BY NEIL HAYES
For the Sun-Times
Jack Leese asked his quarterback to pick up a handful of his teammates and come to his house to watch film of their most recent game.
The former East Leyden High School coach was not prepared for every player on the roster and team managers to walk through his front door. Leese had to scramble to find seats to accommodate so many unexpected visitors.
“Mike told them I said they had to be there, which wasn’t true,” Leese said, chuckling. “From that point on, all the kids came out every Sunday. That was the start of the dominance of East Leyden High School.”
“Mike” is Mike Shanahan, Leese’s former quarterback and a candidate to replace Marc Trestman as Bears coach.
Shanahan has interviewed with the 49ers, Raiders and Bills. His son, Kyle, resigned as Browns offensive coordinator Thursday and could end up working with his father.
Shanahan is most often linked geographically to Denver because he coached there for 14 years and won two Super Bowls with John Elway.
But his Chicago roots run deep.
“Chicago is a big part of Mike, there’s no doubt about it,” said Leese, 83, who retired after winning a state title in 1977. “He has a lot of friends here, and he knows who his friends are. A lot of people want to come back home. Mike went to Washington, but he never felt like that was home. This is home.”
Shanahan grew up in Schiller Park and Franklin Park, the son of Ed, an electrician, and Dorothy, who suffered from a serious arthritic condition.
He didn’t start at quarterback until his senior year in 1969, when Leese switched to a wishbone attack because he thought it gave his undersized players an advantage. Shanahan, who weighed all of 137 pounds, was his trigger man.
“We sandbagged the whole offense for the first game,” Leese recalled.
“The first game we used the T- formation and ran basic plays and won 8-6. Then the next game, we played a ranked Hinsdale South team, and Mike ran the wishbone and scored four touchdowns and gained 268 yards.”
Shanahan parlayed his lone season as a starter into a scholarship to Eastern Illinois, where his career ended in a spring scrimmage his junior year when he got speared in the side.

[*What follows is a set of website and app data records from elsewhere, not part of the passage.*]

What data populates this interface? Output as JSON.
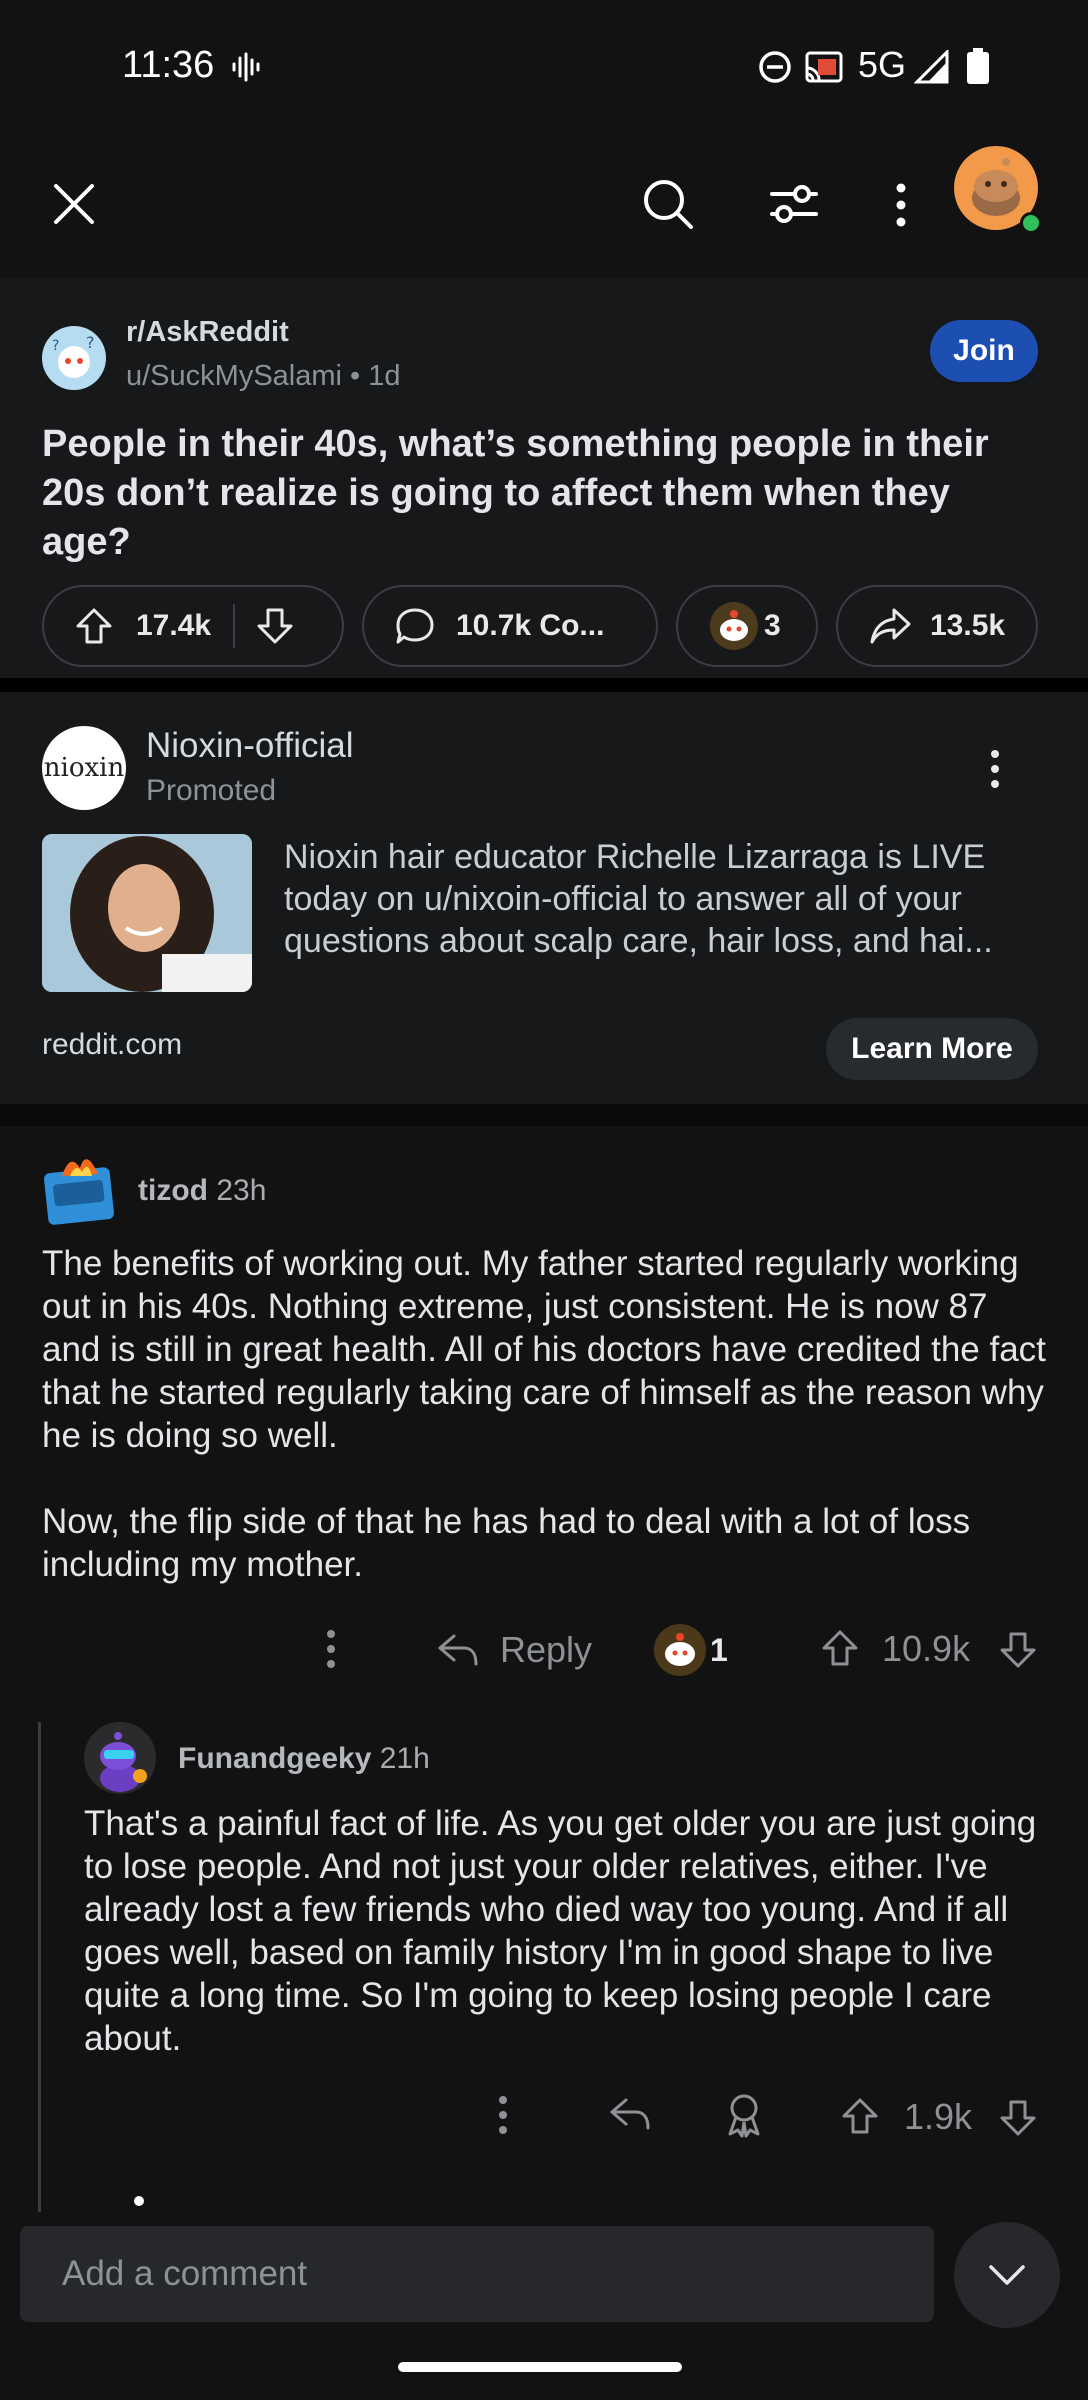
{
  "status_bar": {
    "time": "11:36",
    "network": "5G"
  },
  "nav": {
    "icons": [
      "close-icon",
      "search-icon",
      "filter-icon",
      "more-icon",
      "avatar"
    ]
  },
  "post": {
    "subreddit": "r/AskReddit",
    "meta": "u/SuckMySalami • 1d",
    "join_label": "Join",
    "title": "People in their 40s, what’s something people in their 20s don’t realize is going to affect them when they age?",
    "upvotes": "17.4k",
    "comments": "10.7k Co...",
    "awards": "3",
    "shares": "13.5k"
  },
  "ad": {
    "logo_text": "nioxin",
    "advertiser": "Nioxin-official",
    "promoted": "Promoted",
    "text": "Nioxin hair educator Richelle Lizarraga is LIVE today on u/nixoin-official to answer all of your questions about scalp care, hair loss, and hai...",
    "domain": "reddit.com",
    "cta": "Learn More"
  },
  "comments": [
    {
      "user": "tizod",
      "age": "23h",
      "paragraphs": [
        "The benefits of working out.  My father started regularly working out in his 40s.  Nothing extreme, just consistent.  He is now 87 and is still in great health.  All of his doctors have credited the fact that he started regularly taking care of himself as the reason why he is doing so well.",
        "Now, the flip side of that he has had to deal with a lot of loss including my mother."
      ],
      "reply_label": "Reply",
      "awards": "1",
      "score": "10.9k"
    },
    {
      "user": "Funandgeeky",
      "age": "21h",
      "paragraphs": [
        "That's a painful fact of life. As you get older you are just going to lose people. And not just your older relatives, either. I've already lost a few friends who died way too young. And if all goes well, based on family history I'm in good shape to live quite a long time. So I'm going to keep losing people I care about."
      ],
      "score": "1.9k"
    }
  ],
  "composer": {
    "placeholder": "Add a comment"
  },
  "colors": {
    "join": "#1d4fb3",
    "background": "#121213",
    "card": "#17181a"
  }
}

His roommate was the late Mike Heimerdinger. The longtime NFL offensive coordinator, who worked under Shanahan in Denver, found him asleep on his bed and knew something was wrong. The ever-energetic Shanahan never took naps.
Paramedics rushed Shanahan to a hospital, where he was diagnosed with a ruptured kidney. By the time his father arrived, a priest had administered last rites.
“Mike has had a lot of adversity in his life, unfortunately,” Leese said. “He was also involved in a motorcycle accident and his best friend was killed. When they had the funeral, Mike was in the hospital.”
Shanahan began his coaching odyssey as an assistant at his alma mater.
He returned to EIU in 1978. The Panthers had finished 1-10 the year before, and there was talk about dropping the program, but with Shanahan as offensive coordinator, the Panthers went 12-2 and won the Division II national championship by averaging 424 yards and 34 points.
If the Bears hire Shanahan, he could be reunited with Jay Cutler, who played under Shanahan for three years in Denver.
“He has a good relationship with Cutler, even though Cutler didn’t have a very good record with Mike,” Leese said. “But the defense let Mike down as much as anything in those last three years [in Denver] when he went 24-24.”
Leese said if the Bears choose his former quarterback, they will know exactly what they’re getting.
“No matter what decision he makes, it will be the right one for him,” he said. “He has to do what’s best for him. I know he gets antsy. But no matter where he goes, you know you’re going to get 100 percent from Mike. That’s the way he is. It’s all or nothing.”
Contact Neil Hayes at firstname.lastname@example.org or at neilhayeswriter.com.